Aim of the exercise
For every line in the records below that holds "this", make a copy.

Records provided
+---+

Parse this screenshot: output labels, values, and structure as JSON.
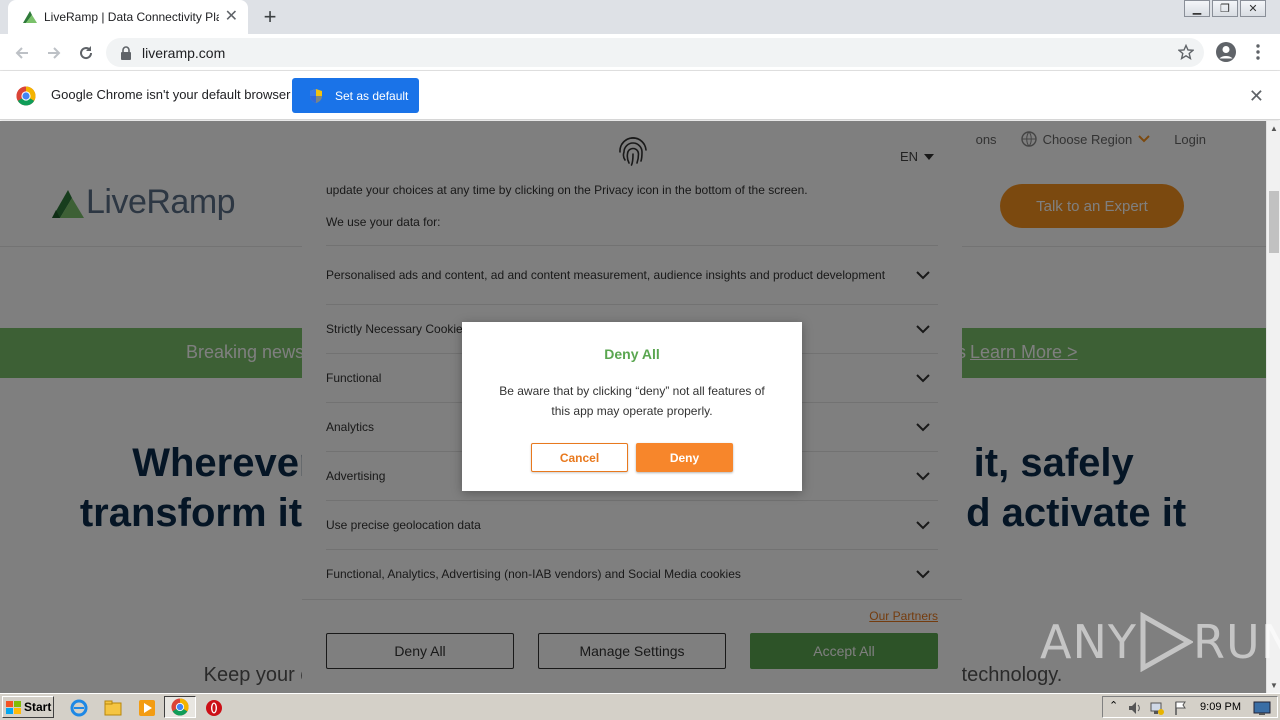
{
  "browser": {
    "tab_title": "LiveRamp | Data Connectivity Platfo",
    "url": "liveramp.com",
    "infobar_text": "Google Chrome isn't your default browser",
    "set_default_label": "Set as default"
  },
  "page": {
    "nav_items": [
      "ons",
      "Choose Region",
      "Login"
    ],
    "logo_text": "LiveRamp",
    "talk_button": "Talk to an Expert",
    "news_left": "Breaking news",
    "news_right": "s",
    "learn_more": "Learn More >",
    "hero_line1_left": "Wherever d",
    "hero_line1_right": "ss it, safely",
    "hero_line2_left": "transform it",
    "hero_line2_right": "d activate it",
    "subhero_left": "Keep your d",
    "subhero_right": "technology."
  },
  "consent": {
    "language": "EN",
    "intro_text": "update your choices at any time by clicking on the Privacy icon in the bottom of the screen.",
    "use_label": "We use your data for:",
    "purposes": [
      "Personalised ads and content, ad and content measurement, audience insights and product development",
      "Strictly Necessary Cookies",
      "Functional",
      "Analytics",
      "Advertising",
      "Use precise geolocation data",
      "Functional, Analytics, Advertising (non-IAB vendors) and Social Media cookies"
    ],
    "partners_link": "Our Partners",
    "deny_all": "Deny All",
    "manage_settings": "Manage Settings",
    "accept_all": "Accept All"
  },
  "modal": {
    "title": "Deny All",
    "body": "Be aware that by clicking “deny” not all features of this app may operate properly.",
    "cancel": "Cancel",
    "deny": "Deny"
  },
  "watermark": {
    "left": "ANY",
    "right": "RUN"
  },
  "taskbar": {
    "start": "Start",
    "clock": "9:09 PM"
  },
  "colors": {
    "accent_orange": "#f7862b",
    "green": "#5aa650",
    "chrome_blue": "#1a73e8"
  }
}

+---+

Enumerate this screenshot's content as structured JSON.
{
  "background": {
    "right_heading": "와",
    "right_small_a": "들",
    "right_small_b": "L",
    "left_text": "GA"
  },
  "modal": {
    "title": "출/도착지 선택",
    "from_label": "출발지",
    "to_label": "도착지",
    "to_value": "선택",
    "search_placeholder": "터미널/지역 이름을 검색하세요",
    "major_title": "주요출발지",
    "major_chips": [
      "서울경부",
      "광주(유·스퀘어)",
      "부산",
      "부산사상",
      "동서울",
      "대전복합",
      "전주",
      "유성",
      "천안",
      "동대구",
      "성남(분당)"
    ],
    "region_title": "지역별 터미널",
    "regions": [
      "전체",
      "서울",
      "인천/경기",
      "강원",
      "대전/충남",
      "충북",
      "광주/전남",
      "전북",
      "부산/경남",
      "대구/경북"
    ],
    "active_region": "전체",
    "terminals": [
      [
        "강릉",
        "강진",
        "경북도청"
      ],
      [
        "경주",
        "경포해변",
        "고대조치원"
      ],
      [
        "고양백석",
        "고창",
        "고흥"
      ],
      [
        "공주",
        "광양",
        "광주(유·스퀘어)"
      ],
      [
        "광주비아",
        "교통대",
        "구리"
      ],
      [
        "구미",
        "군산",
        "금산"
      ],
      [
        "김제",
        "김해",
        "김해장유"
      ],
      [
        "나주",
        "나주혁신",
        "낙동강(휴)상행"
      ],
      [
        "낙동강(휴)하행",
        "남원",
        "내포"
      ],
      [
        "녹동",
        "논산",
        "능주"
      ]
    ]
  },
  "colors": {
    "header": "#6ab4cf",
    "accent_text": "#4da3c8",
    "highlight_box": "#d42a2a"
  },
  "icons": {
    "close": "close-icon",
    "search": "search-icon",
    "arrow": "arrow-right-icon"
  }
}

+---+

Task response
Parse this screenshot: output labels, values, and structure as JSON.
    "body": "Be aware that by clicking “deny” not all features of this app may operate properly.",
Enumerate this screenshot's content as structured JSON.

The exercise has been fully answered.